[Opening RECORDS PROVIDED section]

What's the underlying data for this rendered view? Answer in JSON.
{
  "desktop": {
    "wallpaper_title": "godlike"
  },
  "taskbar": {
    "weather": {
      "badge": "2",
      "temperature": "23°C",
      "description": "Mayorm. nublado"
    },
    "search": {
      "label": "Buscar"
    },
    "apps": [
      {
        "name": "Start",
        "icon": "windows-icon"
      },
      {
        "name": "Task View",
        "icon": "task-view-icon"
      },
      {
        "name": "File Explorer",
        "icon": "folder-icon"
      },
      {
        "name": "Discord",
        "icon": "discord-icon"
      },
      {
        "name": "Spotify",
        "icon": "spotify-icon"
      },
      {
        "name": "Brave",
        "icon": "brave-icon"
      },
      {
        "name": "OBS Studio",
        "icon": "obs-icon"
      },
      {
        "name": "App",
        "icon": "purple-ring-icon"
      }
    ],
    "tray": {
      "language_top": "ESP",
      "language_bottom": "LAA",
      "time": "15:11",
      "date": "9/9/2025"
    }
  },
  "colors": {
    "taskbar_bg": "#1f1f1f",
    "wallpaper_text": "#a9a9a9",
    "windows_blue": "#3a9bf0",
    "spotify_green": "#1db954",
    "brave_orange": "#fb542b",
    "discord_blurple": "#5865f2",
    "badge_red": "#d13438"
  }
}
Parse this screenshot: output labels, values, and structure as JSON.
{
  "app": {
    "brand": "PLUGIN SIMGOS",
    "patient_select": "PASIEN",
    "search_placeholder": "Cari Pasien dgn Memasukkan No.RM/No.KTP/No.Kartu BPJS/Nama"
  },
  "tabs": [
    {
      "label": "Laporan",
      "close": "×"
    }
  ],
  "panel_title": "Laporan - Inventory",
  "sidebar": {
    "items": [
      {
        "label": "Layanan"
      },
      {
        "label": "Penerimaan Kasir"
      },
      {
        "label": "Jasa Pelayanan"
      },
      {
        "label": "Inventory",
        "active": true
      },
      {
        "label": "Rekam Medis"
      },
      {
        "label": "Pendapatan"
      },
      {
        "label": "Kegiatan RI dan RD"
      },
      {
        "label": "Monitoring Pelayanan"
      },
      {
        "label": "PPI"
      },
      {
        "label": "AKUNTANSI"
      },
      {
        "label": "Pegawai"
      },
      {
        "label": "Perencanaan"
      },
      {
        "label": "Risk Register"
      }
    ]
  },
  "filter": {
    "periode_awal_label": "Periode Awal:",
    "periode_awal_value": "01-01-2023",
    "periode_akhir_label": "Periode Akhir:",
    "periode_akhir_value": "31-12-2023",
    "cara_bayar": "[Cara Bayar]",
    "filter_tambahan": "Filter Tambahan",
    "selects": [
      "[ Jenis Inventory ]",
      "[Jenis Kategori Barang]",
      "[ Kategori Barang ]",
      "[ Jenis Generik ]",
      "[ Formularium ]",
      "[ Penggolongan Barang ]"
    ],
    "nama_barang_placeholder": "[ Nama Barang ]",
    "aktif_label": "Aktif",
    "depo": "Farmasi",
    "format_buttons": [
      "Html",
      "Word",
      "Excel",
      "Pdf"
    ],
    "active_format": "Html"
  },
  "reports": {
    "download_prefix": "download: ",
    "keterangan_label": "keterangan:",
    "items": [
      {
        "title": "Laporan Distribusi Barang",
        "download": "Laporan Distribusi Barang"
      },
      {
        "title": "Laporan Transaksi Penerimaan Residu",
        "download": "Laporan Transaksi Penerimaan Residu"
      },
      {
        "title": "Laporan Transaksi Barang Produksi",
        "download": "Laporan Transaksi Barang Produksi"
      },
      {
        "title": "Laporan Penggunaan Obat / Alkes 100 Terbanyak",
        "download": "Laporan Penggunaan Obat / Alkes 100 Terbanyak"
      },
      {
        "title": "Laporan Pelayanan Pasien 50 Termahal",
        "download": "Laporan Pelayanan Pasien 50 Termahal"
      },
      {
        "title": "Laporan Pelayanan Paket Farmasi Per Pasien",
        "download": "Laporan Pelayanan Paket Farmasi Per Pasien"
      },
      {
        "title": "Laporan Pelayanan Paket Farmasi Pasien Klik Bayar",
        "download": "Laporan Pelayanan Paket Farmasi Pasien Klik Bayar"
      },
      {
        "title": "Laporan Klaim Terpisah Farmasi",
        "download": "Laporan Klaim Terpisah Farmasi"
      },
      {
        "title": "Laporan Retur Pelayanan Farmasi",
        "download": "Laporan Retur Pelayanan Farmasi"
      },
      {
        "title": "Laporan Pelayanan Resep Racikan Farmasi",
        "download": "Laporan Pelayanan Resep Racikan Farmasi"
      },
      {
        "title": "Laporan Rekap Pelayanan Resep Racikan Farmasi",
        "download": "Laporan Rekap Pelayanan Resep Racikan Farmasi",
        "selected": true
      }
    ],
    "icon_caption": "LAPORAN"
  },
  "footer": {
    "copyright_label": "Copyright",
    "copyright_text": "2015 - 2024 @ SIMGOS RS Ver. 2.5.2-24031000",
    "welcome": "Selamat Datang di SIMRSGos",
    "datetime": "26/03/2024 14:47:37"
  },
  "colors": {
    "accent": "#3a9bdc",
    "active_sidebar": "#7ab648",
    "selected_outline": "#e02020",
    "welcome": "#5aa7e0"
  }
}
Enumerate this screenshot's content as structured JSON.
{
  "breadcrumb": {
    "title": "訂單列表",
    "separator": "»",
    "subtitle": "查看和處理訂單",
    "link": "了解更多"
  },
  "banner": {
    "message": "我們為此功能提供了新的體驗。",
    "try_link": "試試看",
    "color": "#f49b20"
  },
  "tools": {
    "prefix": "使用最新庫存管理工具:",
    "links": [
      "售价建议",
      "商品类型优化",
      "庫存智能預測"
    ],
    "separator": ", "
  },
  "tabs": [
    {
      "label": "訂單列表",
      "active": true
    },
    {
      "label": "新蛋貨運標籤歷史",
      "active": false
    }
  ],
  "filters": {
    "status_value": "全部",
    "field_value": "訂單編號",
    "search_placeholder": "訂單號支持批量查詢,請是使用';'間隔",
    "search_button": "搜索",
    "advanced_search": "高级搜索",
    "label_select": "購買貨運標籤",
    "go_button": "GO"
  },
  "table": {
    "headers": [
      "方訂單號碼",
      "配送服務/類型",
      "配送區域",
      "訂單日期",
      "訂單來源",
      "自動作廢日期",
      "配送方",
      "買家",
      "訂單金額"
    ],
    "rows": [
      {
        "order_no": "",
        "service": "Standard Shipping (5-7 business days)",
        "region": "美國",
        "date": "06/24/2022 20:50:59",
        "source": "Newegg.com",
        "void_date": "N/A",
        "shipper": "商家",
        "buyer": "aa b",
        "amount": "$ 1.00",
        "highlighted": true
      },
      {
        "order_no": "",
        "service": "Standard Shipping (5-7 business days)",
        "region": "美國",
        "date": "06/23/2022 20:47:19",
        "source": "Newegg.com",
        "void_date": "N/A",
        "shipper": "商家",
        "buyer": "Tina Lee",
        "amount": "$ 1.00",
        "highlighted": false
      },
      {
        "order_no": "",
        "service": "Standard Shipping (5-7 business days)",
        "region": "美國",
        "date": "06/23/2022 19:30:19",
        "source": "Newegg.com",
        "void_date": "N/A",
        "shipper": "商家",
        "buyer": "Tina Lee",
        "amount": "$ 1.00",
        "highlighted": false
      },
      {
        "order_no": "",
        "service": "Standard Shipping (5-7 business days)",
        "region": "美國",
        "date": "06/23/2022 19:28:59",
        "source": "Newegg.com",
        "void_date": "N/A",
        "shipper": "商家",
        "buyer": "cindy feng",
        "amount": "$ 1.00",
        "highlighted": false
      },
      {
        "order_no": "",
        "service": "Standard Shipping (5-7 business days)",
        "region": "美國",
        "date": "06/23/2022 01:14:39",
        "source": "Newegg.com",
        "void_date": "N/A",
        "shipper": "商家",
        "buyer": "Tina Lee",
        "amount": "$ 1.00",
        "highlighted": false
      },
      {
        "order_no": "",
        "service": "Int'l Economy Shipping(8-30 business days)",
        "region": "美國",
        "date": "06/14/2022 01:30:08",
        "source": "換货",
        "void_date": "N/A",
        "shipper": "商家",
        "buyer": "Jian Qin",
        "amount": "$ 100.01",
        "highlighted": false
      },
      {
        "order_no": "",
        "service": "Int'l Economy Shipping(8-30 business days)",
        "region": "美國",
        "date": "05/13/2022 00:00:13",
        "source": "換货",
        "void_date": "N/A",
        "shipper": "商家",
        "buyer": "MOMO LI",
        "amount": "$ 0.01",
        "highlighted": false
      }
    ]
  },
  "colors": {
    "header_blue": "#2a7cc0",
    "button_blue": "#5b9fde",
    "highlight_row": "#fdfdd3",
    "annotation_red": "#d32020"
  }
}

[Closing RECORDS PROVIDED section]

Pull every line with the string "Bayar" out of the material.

    "cara_bayar": "[Cara Bayar]",
        "title": "Laporan Pelayanan Paket Farmasi Pasien Klik Bayar",
        "download": "Laporan Pelayanan Paket Farmasi Pasien Klik Bayar"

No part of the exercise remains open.